**WHAT TO DO:** Copy out each line of the data that holds the string "this".

**INPUT RECORDS:**
<<<<
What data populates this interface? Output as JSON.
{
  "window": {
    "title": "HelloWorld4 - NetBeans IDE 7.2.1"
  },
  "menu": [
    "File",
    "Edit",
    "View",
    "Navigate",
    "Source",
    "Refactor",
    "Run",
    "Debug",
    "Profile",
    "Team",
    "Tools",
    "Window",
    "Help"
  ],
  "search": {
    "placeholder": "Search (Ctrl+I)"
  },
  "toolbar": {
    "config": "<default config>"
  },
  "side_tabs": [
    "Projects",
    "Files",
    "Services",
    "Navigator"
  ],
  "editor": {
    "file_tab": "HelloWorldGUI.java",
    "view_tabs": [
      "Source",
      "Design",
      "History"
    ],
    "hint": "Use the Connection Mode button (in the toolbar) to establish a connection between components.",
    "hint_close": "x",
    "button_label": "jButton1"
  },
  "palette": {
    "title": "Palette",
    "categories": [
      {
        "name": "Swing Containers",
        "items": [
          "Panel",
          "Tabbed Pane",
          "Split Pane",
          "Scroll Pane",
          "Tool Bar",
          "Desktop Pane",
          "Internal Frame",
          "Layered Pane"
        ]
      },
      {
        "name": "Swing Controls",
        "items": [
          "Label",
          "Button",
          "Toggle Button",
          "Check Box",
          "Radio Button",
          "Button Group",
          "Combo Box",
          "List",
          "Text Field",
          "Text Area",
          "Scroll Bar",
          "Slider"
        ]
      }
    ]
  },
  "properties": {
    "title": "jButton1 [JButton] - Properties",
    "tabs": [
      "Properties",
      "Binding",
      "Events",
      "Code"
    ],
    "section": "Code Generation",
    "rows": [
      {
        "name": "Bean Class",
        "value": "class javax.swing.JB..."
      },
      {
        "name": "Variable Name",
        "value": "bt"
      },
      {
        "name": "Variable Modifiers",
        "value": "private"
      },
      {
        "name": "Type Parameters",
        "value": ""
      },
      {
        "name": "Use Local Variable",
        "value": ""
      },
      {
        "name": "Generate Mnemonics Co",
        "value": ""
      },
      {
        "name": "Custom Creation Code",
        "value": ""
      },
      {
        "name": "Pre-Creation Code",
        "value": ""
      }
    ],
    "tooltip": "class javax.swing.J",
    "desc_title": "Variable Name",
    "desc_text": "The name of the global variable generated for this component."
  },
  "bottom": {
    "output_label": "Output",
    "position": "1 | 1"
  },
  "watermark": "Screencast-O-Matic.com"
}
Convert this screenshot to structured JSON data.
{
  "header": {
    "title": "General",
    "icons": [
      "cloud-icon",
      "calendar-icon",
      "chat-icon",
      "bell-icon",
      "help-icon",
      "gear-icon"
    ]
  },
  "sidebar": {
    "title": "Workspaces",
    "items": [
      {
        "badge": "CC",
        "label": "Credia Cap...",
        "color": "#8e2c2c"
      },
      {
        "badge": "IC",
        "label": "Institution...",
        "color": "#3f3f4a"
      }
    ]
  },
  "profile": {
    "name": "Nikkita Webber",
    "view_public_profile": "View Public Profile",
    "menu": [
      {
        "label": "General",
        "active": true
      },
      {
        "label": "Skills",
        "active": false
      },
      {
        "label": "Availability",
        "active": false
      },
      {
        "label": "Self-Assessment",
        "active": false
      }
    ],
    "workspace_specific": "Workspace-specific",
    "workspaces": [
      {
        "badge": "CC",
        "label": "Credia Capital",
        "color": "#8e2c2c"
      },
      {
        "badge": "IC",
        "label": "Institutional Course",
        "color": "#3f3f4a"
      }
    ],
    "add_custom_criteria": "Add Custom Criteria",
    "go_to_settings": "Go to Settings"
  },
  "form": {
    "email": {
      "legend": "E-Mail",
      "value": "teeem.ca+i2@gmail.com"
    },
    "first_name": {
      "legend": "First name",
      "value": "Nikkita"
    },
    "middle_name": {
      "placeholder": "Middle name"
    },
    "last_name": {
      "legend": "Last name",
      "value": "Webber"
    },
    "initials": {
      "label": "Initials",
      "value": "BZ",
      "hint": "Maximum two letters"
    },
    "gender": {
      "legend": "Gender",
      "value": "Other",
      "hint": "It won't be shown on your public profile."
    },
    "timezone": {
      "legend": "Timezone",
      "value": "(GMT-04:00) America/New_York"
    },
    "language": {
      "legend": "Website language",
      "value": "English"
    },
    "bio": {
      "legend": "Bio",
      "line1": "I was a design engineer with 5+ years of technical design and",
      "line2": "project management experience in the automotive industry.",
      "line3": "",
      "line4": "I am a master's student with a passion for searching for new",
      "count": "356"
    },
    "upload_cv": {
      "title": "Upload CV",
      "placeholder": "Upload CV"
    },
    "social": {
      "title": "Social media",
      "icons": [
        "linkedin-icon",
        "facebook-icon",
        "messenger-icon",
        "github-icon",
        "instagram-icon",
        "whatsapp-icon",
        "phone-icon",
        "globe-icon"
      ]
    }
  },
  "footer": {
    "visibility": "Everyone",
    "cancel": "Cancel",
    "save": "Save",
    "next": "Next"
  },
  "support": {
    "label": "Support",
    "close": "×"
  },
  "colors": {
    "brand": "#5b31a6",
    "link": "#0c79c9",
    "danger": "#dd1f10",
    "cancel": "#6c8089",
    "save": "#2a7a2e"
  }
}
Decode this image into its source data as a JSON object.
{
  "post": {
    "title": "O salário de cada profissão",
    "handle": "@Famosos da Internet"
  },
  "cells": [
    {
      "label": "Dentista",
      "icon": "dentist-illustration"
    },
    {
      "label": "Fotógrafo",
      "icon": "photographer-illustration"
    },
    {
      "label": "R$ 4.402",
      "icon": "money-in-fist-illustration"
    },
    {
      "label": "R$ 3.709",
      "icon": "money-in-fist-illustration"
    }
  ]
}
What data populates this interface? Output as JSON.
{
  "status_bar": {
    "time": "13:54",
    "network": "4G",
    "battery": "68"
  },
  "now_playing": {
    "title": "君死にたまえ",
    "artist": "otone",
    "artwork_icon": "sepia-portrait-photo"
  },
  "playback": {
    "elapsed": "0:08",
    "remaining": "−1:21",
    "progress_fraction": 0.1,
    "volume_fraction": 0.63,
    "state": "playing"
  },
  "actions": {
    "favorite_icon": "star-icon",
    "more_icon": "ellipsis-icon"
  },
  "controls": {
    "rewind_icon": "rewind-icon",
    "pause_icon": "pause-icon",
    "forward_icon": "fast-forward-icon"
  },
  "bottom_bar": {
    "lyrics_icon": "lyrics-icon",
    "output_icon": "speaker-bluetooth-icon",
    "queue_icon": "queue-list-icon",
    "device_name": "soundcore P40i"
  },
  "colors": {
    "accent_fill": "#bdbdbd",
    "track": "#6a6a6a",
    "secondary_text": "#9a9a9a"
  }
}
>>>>
**SOLVED PROBLEM:**
What data populates this interface? Output as JSON.
    "desc_text": "The name of the global variable generated for this component."
Convert this screenshot to structured JSON data.
Decode this image into its source data as a JSON object.
What data populates this interface? Output as JSON.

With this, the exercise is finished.